LR: Yeah, when I first went into it, I think I was probably a little naive because I wasn’t aware of how much scrutiny I’d be under or how easy it would be for people to twist my words or dig into every single thing I say. I didn’t start off really thinking too much of it, pretty soon I realised that I really need to be more careful of what I say because people are so quick to assume the wrong things. People want to attack you, so I had to learn from my own mistakes on how to handle being in the spotlight because I certainly don’t do it perfectly — no one navigates fame perfectly! There’s no ifs or buts about ir, and it really sucks to be under scrutiny and have people pick apart your words and to feel like if you make a mistake, it can be irredeemable. That’s a scary thing, and especially with cancel culture being so relevant right now. It’s weird beacause on the one hand you have a lot of people willing to accept you, for example, the LGBTQ+ community welcomed me with open arms when I came out, but then you have a lot of people who are there the secondyou make a mistake, willing to crucify you for it. They don’t want an apology, they want you to grovel, they want you to suffer for your mistakes.
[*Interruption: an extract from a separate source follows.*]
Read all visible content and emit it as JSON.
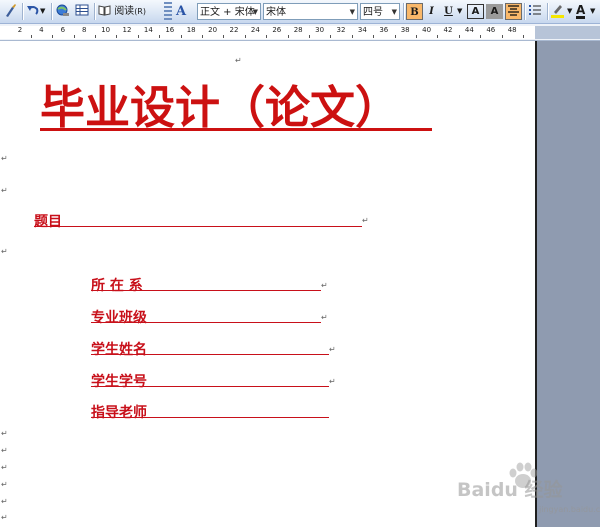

It’s very interesting; it’s like half the internet is very kind and supportive then half the internet wants to see you burn.
DS: It does sound incredibly daunting like you said you recently came out, when you finally came out, and you made that pose, how did you feel afterwards?
LR: I didn’t want it to be a big deal; I just wanted to show my support for the community. I was just posting an Instagram story about how I was going to protest in support of Black Lives Matter, and I was just like, you know what, I’m a part of the LGBTQ+ community. I’m bisexual I don’t have a problem saying it. I’m not trying to make the situation about me; I’m showing my support for my community. I juste felt like an organic way to do it, and I didn’t want to it a big deal. There wasn’t really too much thought process that went behind it.
DS: Like you said before, Riverdale was cut on a cliffhanger unexpectedly and now are we going to jump back to where it was or are we going to jump straight into season 5 or do we not know yet?
LR: No, we have to finish season 4, we have to complete an episode actually! We were in the middle of filming, so we have to finish the episode 6 mnoths later, which is absolutely insane. We have a couple more episodes to finish of that season technically, and then we will basically jump seven years into the future — they’re turning into young adults!
DS: What do you enjoy the most about filming Riverdale because you’ve been on the cast for four years now?
LR: Yeah, it’s been a long time, it’s interesting to see how we’ve all grown and how we’ve all gone on our own different paths, but how we always still come back together and film the show after hiatuses. I love Betty. I really love the character that I play, she’s charming and dear to my heart, and it’s really fun when we can all film togeter, it feels like a party. I’m very grateful to have a job to go back to because I know a lot of people don’t after COVID, so I’m incredibly grateful for that.
DS: Honestly, it’s amazing. I just can’t wait to see what’s next for the series and where it’s going to go. Minus Riverdale, you’ve got your poetry book coming out, what else do you have planned for the rest of the year and next?
LR: Well not much because I am going back to work so, to be honest not much! Hopefully hoing to be working as a producer on things and because I really loved producing so much, I want to be a producer on projects that I’m not involved in acting-wise because it’s something that I could do while I’m filming Riverdale. I’m definitely going to be enjoying having a schedule and not sitting around waiting to act. I miss acting; I really do, I miss performing. I miss my job! So I think it’s going to be really lovely to get back into an environment where I’m doing what I love.